• Back wash ileitis is involvement of a few centimetres of ileum, when the entire colon is involved.
• Macroscopically, the mucosa appears hyperaemic, haemorrhagic or ulcerated. Ulcers do not usually extend deeper beyond the submucosa.
• Severity of symptoms reflects the extent of colonic involvement and the intensity of inflammation
• Exacerbations and remissions are characteristic
• Bloody diarrhoea with mucus and pus
• Abdominal pain, especially lower abdominal
• Fever, weight loss and loss of appetite
• Symptoms and signs of dehydration and anaemia
• Anaemia, raised ESR and leucocytosis • Electrolyte abnormalities
• Hypoproteinaemia • Abnormal liver function tests
• Blood culture in septicaemia • Stool examination and culture to exclude infective pathology
• Barium enema • Sigmoidoscopy
• Colonoscopy • Rectal biopsy shows mucosa! inflammation
• Parenteral nutrition through a central venous line in seriously ill patients
• High-protein and low-residue diet
• Blood and plasma infusions
• Correction of dehydration and electrolyte imbalance
• Correction of septicaemia
• Crohn 's disease is characterised by patchy and transmural inflammation, which may affect any part of the gastrointestinal tract.
• It may be defined by location (terminal ileal, colonic and ileocolic, upper gastrointestinal) or by pattern of disease (inflammatory, fistulating or stricturing)
• Factors listed under "ulcerative colitis".
• Affects small and large bowels, but more common in small bowel. Can affect any part of the gastrointestinal tract from mouth to anus.
• Inflammation extends through all the layers of the intestinal wall.
• Characteristically the involvement is discontinuous. Involved segments of intestine are separated from each other by intervening segments of normal bowel.
• Bowel wall is greatly thickened and leathery with the lumen narrowed (stenosis).
• Mucosa has a nodular cobble stoned look.
• Chronic disease with exacerbations and remissions
• Young adults with history of fatigue, weight Joss, diarrhoea, fever and pallor
• Abdominal pain occur due to peritoneal involvement or intestinal obstruction
• Right lower quadrant pain, tenderness, guarding and mass
• Mass palpable per abdomen and rectally reflects adherent loops of intestine and abscess
• Recurrent episodes of colicky abdominal pain with nausea, vomiting and excessive borborygmi suggest subacute intestinal obstruction
• Stool usually does not contain frank blood, mucus or pus unless colon is involved
• Normochromic normocytic or macrocytic or hypochromic anaemia
• Raised ESR and leucocytosis
• Abnormal liver function tests

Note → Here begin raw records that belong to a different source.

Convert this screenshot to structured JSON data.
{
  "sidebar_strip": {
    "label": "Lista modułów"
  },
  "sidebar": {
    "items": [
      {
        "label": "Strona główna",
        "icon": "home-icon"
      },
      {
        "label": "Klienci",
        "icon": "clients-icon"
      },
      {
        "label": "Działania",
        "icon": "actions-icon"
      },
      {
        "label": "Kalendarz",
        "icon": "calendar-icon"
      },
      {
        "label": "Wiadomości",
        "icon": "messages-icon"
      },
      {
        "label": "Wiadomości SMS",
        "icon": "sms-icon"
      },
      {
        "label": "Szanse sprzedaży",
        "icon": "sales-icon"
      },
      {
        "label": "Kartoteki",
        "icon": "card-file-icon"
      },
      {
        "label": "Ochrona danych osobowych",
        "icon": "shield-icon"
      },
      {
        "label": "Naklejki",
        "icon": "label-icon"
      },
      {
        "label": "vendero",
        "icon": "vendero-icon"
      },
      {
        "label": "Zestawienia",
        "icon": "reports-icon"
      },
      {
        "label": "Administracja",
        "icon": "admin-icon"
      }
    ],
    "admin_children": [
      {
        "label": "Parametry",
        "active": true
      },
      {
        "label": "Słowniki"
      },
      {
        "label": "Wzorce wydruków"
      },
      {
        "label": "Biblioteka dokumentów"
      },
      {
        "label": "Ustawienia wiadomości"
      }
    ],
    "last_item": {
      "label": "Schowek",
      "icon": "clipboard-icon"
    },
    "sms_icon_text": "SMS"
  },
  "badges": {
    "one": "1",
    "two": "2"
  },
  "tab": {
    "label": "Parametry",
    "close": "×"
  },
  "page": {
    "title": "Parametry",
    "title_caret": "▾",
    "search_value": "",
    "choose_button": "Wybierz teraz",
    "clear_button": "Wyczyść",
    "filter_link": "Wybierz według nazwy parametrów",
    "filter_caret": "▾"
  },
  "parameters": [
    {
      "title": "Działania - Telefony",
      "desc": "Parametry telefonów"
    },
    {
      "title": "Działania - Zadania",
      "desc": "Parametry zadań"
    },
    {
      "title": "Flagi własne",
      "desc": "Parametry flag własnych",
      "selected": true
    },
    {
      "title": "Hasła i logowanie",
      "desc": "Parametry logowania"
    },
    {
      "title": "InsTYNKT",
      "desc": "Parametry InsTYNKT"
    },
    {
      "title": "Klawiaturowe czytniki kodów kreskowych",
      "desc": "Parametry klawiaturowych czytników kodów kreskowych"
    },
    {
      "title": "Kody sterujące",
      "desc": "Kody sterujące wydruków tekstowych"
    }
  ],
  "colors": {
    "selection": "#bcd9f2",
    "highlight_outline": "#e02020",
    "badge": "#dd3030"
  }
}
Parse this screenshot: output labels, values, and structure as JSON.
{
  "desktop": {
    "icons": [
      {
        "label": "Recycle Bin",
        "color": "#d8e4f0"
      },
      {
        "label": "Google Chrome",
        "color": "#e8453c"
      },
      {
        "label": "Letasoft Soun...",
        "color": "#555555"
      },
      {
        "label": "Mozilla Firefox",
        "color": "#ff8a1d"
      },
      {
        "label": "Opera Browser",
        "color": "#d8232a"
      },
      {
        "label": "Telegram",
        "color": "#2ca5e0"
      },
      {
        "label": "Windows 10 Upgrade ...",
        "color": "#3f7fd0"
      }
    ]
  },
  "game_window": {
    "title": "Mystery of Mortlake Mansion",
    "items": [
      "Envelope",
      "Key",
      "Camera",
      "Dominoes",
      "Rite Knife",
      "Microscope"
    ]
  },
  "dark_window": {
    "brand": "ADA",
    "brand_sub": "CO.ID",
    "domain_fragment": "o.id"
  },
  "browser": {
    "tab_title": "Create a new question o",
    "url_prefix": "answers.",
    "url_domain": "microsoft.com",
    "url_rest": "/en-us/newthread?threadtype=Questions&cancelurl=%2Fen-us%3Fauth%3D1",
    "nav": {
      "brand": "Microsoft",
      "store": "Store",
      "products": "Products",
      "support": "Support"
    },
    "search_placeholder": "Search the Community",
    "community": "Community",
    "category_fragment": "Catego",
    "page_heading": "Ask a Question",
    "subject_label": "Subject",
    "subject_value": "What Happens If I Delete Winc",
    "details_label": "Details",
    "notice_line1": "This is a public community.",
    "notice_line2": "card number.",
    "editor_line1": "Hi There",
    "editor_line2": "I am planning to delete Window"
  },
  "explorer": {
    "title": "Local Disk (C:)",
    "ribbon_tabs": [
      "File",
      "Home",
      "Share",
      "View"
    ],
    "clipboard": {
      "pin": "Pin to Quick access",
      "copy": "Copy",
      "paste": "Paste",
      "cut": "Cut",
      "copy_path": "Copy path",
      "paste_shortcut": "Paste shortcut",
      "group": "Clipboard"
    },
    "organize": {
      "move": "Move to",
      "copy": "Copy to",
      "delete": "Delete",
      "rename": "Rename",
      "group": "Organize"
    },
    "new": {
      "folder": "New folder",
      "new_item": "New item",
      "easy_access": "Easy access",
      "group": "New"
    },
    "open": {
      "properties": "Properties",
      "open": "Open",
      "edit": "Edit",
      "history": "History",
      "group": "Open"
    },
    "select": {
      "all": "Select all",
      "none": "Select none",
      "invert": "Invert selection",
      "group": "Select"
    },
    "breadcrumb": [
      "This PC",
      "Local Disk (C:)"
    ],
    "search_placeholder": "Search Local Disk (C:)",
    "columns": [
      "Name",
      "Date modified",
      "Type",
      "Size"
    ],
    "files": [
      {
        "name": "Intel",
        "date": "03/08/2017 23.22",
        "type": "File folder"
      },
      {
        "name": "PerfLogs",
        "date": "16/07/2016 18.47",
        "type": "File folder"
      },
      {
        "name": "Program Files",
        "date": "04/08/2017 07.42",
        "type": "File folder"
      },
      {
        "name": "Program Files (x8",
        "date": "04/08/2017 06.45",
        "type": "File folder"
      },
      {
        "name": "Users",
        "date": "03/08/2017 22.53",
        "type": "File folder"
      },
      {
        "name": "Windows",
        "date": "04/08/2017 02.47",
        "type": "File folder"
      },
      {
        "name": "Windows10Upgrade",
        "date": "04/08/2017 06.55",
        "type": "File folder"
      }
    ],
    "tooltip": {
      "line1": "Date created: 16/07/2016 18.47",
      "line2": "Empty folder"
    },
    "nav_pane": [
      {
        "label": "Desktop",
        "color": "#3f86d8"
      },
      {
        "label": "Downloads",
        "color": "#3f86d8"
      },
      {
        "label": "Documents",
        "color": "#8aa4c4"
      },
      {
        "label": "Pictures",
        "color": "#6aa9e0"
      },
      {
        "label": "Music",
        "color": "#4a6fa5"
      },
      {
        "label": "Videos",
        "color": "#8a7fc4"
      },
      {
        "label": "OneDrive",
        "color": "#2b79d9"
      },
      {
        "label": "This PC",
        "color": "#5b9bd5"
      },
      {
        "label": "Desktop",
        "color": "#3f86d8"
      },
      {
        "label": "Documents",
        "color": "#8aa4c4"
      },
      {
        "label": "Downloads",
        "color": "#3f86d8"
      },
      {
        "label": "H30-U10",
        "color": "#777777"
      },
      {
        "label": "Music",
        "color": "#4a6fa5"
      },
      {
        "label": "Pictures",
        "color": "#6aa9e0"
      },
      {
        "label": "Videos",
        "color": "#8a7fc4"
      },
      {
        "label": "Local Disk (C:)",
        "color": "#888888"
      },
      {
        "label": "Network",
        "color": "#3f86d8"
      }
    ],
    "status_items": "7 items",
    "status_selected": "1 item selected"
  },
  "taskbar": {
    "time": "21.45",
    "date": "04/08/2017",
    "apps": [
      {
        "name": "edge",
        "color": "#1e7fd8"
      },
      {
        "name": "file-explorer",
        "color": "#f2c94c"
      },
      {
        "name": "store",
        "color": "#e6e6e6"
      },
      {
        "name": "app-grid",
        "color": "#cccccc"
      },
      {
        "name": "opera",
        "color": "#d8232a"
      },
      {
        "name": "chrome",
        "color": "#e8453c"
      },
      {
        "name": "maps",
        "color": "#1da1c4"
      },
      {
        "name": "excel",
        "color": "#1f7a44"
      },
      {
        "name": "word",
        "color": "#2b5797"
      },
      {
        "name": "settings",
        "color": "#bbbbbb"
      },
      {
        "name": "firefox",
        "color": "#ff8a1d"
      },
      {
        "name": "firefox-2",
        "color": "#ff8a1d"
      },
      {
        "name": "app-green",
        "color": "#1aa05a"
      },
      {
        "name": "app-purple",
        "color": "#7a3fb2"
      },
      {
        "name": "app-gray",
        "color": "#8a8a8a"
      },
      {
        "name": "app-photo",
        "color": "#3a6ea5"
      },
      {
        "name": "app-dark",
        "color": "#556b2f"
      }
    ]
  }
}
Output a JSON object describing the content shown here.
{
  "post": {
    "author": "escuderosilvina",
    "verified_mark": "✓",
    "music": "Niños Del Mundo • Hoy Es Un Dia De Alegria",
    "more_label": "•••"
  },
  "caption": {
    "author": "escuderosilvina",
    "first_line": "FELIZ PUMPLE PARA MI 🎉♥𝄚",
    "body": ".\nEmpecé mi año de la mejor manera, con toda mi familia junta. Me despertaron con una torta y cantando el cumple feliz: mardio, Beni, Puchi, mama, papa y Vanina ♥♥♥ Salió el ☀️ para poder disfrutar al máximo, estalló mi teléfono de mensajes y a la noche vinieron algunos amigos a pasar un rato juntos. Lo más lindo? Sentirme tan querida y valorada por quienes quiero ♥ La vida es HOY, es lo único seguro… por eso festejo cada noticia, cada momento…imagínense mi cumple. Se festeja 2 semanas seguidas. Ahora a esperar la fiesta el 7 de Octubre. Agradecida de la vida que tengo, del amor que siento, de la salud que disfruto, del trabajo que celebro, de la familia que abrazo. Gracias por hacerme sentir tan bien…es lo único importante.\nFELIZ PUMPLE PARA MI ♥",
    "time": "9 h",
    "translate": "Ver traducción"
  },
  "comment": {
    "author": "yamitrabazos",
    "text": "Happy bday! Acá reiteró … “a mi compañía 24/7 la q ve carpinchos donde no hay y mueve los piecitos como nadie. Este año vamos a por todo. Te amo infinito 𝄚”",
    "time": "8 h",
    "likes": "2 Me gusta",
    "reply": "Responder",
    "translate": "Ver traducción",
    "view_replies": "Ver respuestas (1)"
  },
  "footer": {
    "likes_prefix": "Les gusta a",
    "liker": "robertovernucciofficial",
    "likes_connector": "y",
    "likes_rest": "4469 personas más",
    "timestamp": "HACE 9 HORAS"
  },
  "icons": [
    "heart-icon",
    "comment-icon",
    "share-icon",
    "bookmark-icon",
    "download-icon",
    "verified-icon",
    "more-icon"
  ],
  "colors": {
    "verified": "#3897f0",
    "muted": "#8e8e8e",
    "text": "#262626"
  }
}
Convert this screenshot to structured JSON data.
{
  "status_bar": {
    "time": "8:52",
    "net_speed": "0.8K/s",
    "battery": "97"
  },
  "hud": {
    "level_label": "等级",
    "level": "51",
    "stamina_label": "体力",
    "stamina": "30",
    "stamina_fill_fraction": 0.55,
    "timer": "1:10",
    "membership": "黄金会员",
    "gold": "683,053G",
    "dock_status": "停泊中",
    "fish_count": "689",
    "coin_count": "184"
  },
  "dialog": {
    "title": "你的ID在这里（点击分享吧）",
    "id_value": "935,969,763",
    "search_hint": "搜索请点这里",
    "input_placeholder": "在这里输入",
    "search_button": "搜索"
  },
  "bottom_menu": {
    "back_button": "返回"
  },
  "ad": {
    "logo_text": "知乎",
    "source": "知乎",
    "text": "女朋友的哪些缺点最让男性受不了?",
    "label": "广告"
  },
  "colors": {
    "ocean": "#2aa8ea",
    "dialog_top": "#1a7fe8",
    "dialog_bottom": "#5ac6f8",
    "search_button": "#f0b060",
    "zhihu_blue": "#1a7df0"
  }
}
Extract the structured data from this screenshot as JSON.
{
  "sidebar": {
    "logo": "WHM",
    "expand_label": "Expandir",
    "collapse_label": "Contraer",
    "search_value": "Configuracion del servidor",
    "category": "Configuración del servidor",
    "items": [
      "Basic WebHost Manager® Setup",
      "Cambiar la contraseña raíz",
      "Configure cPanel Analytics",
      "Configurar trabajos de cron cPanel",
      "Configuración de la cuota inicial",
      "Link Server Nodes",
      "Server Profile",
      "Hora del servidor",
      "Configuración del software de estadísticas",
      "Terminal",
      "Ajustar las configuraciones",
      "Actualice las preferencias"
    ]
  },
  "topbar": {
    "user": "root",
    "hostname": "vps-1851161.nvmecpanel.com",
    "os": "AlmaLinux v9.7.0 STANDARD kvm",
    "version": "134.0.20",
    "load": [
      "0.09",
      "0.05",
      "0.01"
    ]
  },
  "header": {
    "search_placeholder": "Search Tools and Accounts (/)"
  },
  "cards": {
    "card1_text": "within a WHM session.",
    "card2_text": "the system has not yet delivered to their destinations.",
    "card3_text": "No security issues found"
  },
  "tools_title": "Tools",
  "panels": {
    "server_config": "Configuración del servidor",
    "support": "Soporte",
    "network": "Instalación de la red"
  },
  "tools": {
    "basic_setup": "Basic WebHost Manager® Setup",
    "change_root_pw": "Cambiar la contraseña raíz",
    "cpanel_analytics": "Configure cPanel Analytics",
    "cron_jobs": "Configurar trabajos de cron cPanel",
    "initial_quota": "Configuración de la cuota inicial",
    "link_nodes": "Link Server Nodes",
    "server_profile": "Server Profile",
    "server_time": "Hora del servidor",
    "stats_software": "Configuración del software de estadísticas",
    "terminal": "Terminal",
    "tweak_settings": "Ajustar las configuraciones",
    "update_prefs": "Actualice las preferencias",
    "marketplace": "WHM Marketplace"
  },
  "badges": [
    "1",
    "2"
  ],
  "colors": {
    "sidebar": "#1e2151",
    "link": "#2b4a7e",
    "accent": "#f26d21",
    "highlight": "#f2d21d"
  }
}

• Stool culture and routine examination to exclude infectious causes of diarrhoea
• Schilling test for malabsorption of vitamin B 12
• Sigmoidoscopy and colonoscopy
• Barium meal follow through and barium enema
• Diet and nutrition
• High-protein and high-energy diet
• Enteral feeding by nasogastric tube. Total parenteral nutrition in very ill patients
• Plasma or blood transfusion
• Low residue diet in colic and subacute obstruction
• Low-fat diet and low linoleic acid in diet
• Milk-free diet in lactose intolerance
• Treatment for bacterial colonisation of gut
• Supplementation of iron, folic acid, calcium, zinc, vitamins D, B 12, and electrolytes
TREATMENT AT DR. SOHAN LAL CLINIC
The integrated POLYCLINIC facility offers patients to select their treatment either from the Department of Homeopathy or from the Department of Medicine.
We provide scientific, research-based, and professional services to people across the world, aiming to achieve the highest success rate.